Jef Caine – Graphic Designer
When I was in Bible college, I got into an uncomfortable debate with a peer about whether or not we believers will be reunited with our pets in heaven.
I was confident and resolute in my position that animals did not receive the breath of life from their creator and therefore lack the eternal soul necessary for continued existence in the hereafter. I was feeling pretty good about dashing my opponent’s hopes with my doctrinal creeds when she took a more emotional approach to the argument. “Do you have pets Jef?” she asked sternly “have you ever had a connection with an animal?” she inquired before storming off. It wasn’t my finest moment.
Years later I now own a dog, I am much less certain on the eternal fate of animals, and I’m 100% convinced it’s never a good idea to use theology to be a jerk to someone. I’d all but forgotten this exchange until recently coming across a puzzling passage in the book of Ecclesiastes.
Surely the fate of human beings is like that of the animals; the same fate awaits them both: As one dies, so dies the other. All have the same breath; humans have no advantage over animals. Everything is meaningless. All go to the same place; all come from dust, and to dust all return. Who knows if the human spirit rises upward and if the spirit of the animal goes down into the earth?” Ecclesiastes 3:19-21
“Who knows”? What do you mean, “Who knows”? It bothered me to find this passage in the Bible. The author is questioning whether or not we will rise again after we die? Isn’t that a foundational principle of the Christian faith?
After talking to some peers, I’ve come to understand that the Old Testament perspective offers little certainty on the issue of an afterlife. Before Jesus, the concept of Eternal Life was more ambiguous. This line of thinking has caused me to reflect on my own perspective on life and its purpose.
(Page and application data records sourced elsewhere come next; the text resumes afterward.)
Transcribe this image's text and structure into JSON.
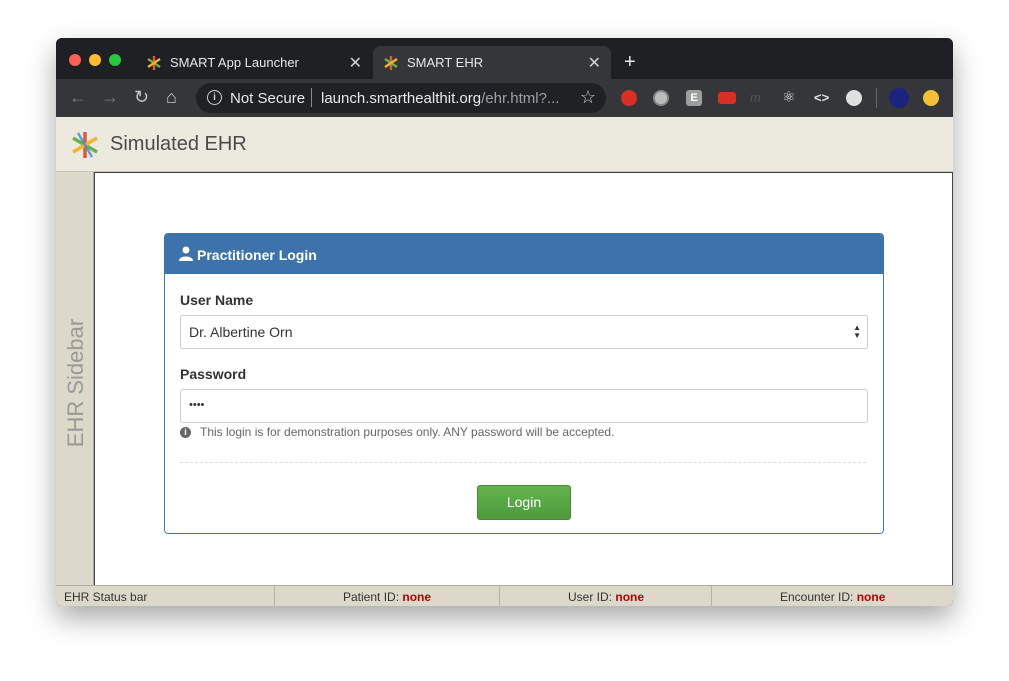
{
  "browser": {
    "tabs": [
      {
        "title": "SMART App Launcher",
        "active": false
      },
      {
        "title": "SMART EHR",
        "active": true
      }
    ],
    "new_tab": "+",
    "security_label": "Not Secure",
    "url_host": "launch.smarthealthit.org",
    "url_path": "/ehr.html?..."
  },
  "ehr": {
    "title": "Simulated EHR",
    "sidebar_label": "EHR Sidebar"
  },
  "login": {
    "heading": "Practitioner Login",
    "username_label": "User Name",
    "username_value": "Dr. Albertine Orn",
    "password_label": "Password",
    "password_value": "••••",
    "help_text": "This login is for demonstration purposes only. ANY password will be accepted.",
    "login_button": "Login"
  },
  "status": {
    "label": "EHR Status bar",
    "patient_label": "Patient ID:",
    "patient_value": "none",
    "user_label": "User ID:",
    "user_value": "none",
    "encounter_label": "Encounter ID:",
    "encounter_value": "none"
  },
  "colors": {
    "panel_heading": "#3d72ab",
    "login_button": "#5aa046",
    "status_none": "#b40000"
  }
}
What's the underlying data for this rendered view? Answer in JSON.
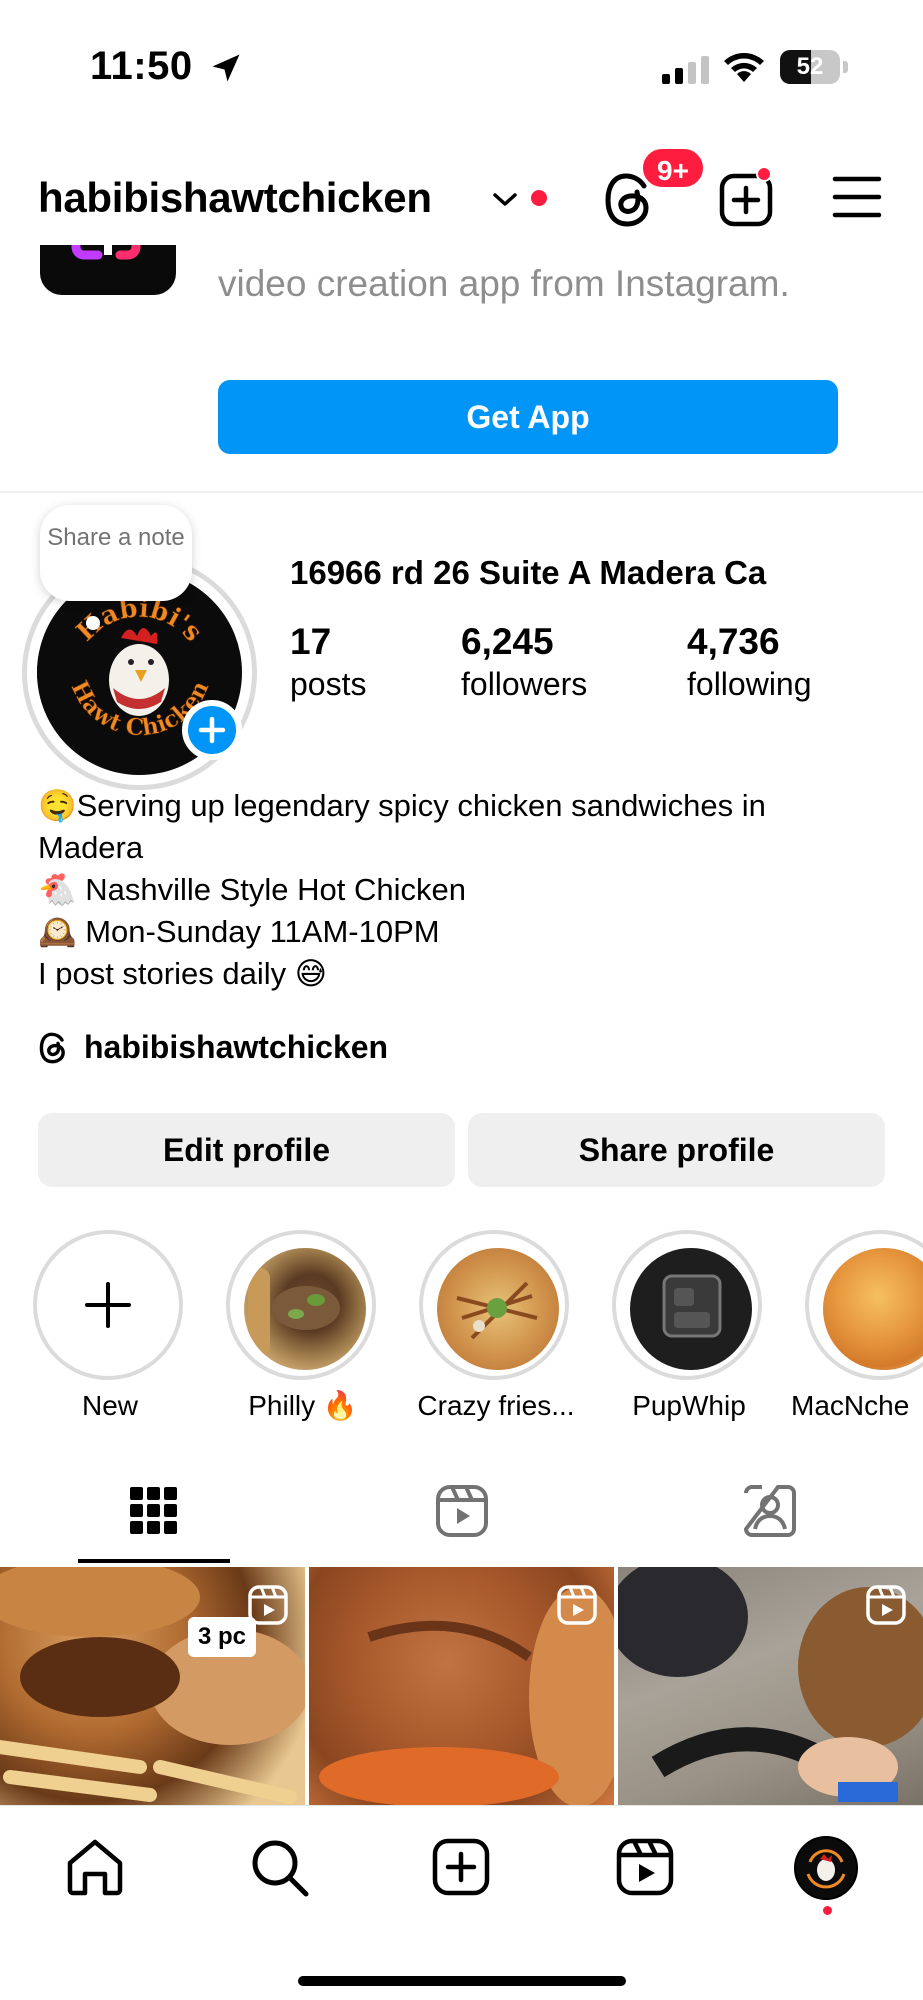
{
  "status_bar": {
    "time": "11:50",
    "battery": "52",
    "battery_level": 0.52
  },
  "header": {
    "username": "habibishawtchicken",
    "threads_badge": "9+"
  },
  "promo": {
    "text": "video creation app from Instagram.",
    "button": "Get App"
  },
  "profile": {
    "note_prompt": "Share a note",
    "name": "16966 rd 26 Suite A Madera Ca",
    "stats": [
      {
        "value": "17",
        "label": "posts"
      },
      {
        "value": "6,245",
        "label": "followers"
      },
      {
        "value": "4,736",
        "label": "following"
      }
    ],
    "bio": [
      "🤤Serving up legendary spicy chicken sandwiches in",
      "Madera",
      "🐔 Nashville Style Hot Chicken",
      "🕰️ Mon-Sunday 11AM-10PM",
      "I post stories daily 😅"
    ],
    "threads_handle": "habibishawtchicken",
    "avatar_text": "Habibi's Hawt Chicken"
  },
  "actions": {
    "edit": "Edit profile",
    "share": "Share profile"
  },
  "highlights": [
    {
      "label": "New"
    },
    {
      "label": "Philly 🔥"
    },
    {
      "label": "Crazy fries..."
    },
    {
      "label": "PupWhip"
    },
    {
      "label": "MacNche"
    }
  ],
  "grid": [
    {
      "badge": "3 pc"
    }
  ],
  "colors": {
    "accent": "#0095f6",
    "notification": "#ff1d3f"
  }
}
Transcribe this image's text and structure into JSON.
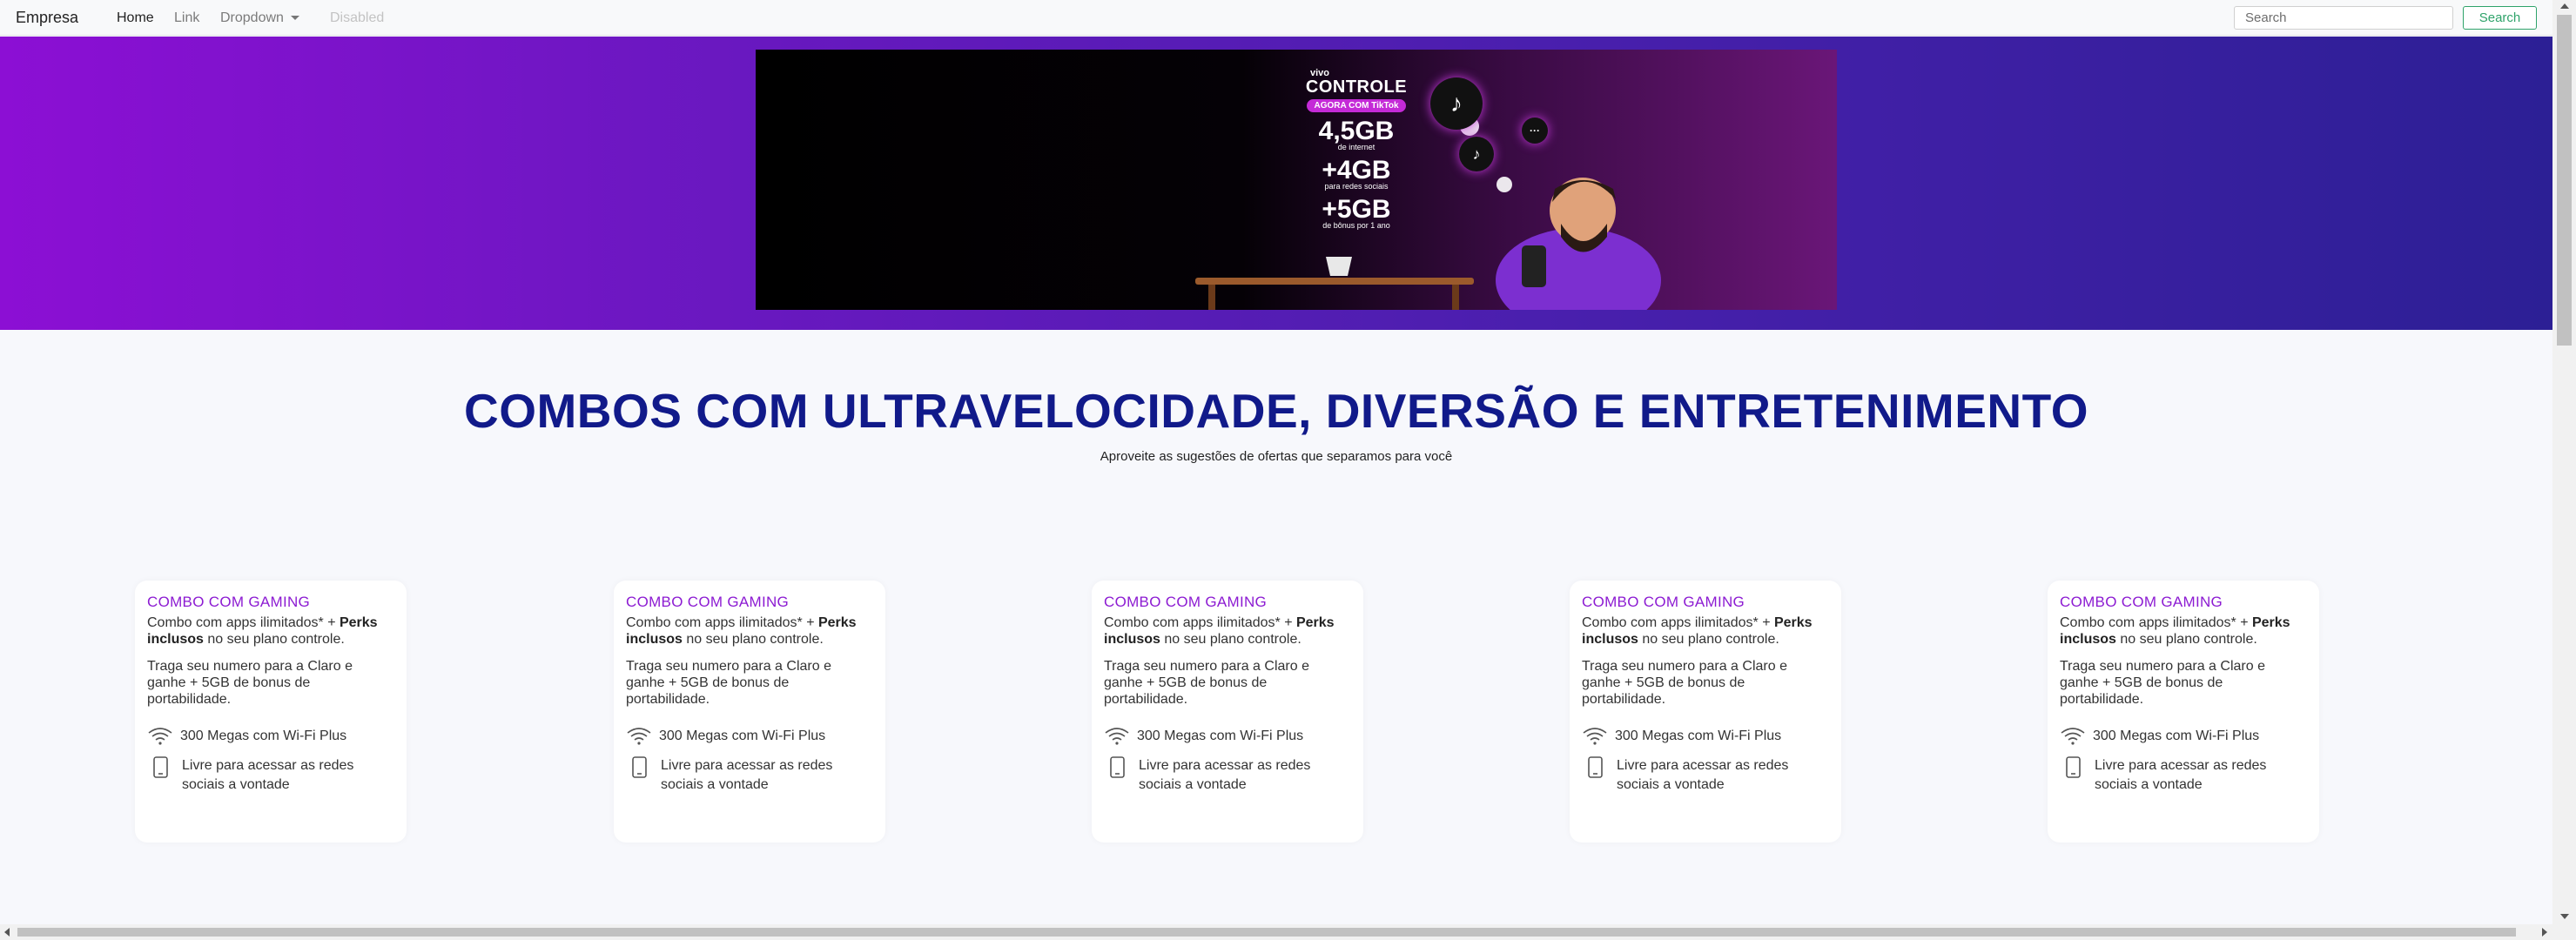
{
  "navbar": {
    "brand": "Empresa",
    "links": [
      {
        "label": "Home"
      },
      {
        "label": "Link"
      },
      {
        "label": "Dropdown"
      },
      {
        "label": "Disabled"
      }
    ],
    "search_placeholder": "Search",
    "search_button": "Search"
  },
  "banner": {
    "brand": "vivo",
    "title": "CONTROLE",
    "pill": "AGORA COM TikTok",
    "line1_value": "4,5GB",
    "line1_label": "de internet",
    "line2_value": "+4GB",
    "line2_label": "para redes sociais",
    "line3_value": "+5GB",
    "line3_label": "de bônus por 1 ano"
  },
  "main": {
    "title": "COMBOS COM ULTRAVELOCIDADE, DIVERSÃO E ENTRETENIMENTO",
    "subtitle": "Aproveite as sugestões de ofertas que separamos para você"
  },
  "cards": [
    {
      "title": "COMBO COM GAMING",
      "desc_pre": "Combo com apps ilimitados* + ",
      "desc_bold": "Perks inclusos",
      "desc_post": " no seu plano controle.",
      "portability": "Traga seu numero para a Claro e ganhe + 5GB de bonus de portabilidade.",
      "feature1": "300 Megas com Wi-Fi Plus",
      "feature2": "Livre para acessar as redes sociais a vontade"
    },
    {
      "title": "COMBO COM GAMING",
      "desc_pre": "Combo com apps ilimitados* + ",
      "desc_bold": "Perks inclusos",
      "desc_post": " no seu plano controle.",
      "portability": "Traga seu numero para a Claro e ganhe + 5GB de bonus de portabilidade.",
      "feature1": "300 Megas com Wi-Fi Plus",
      "feature2": "Livre para acessar as redes sociais a vontade"
    },
    {
      "title": "COMBO COM GAMING",
      "desc_pre": "Combo com apps ilimitados* + ",
      "desc_bold": "Perks inclusos",
      "desc_post": " no seu plano controle.",
      "portability": "Traga seu numero para a Claro e ganhe + 5GB de bonus de portabilidade.",
      "feature1": "300 Megas com Wi-Fi Plus",
      "feature2": "Livre para acessar as redes sociais a vontade"
    },
    {
      "title": "COMBO COM GAMING",
      "desc_pre": "Combo com apps ilimitados* + ",
      "desc_bold": "Perks inclusos",
      "desc_post": " no seu plano controle.",
      "portability": "Traga seu numero para a Claro e ganhe + 5GB de bonus de portabilidade.",
      "feature1": "300 Megas com Wi-Fi Plus",
      "feature2": "Livre para acessar as redes sociais a vontade"
    },
    {
      "title": "COMBO COM GAMING",
      "desc_pre": "Combo com apps ilimitados* + ",
      "desc_bold": "Perks inclusos",
      "desc_post": " no seu plano controle.",
      "portability": "Traga seu numero para a Claro e ganhe + 5GB de bonus de portabilidade.",
      "feature1": "300 Megas com Wi-Fi Plus",
      "feature2": "Livre para acessar as redes sociais a vontade"
    }
  ]
}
I recall a co-worker once challenging me by stating that if the only reason I would help someone else out is to receive a reward in Heaven, I’m not really a good person at all. His words took me back, they were as harsh as they were true.
How would I live my life differently if heaven was not a guarantee? Would I still aspire to live a selfless life of service or would I choose a more hedonistic rout? The book of Ecclesiastes has much to say about worldly pleasure and its limits as well.
As I continue to reconsider my views on Heaven I’ve come to conclude that the Bible is less clear on the subject than I used to think, even in the New Testament. I’m working to hold my theology looser and with more openness to other’s perspectives. Whatever happens in the afterlife, it certainly can’t hurt to be more open-minded about it now. If nothing else, it will at least make me a nicer person to animal lovers everywhere.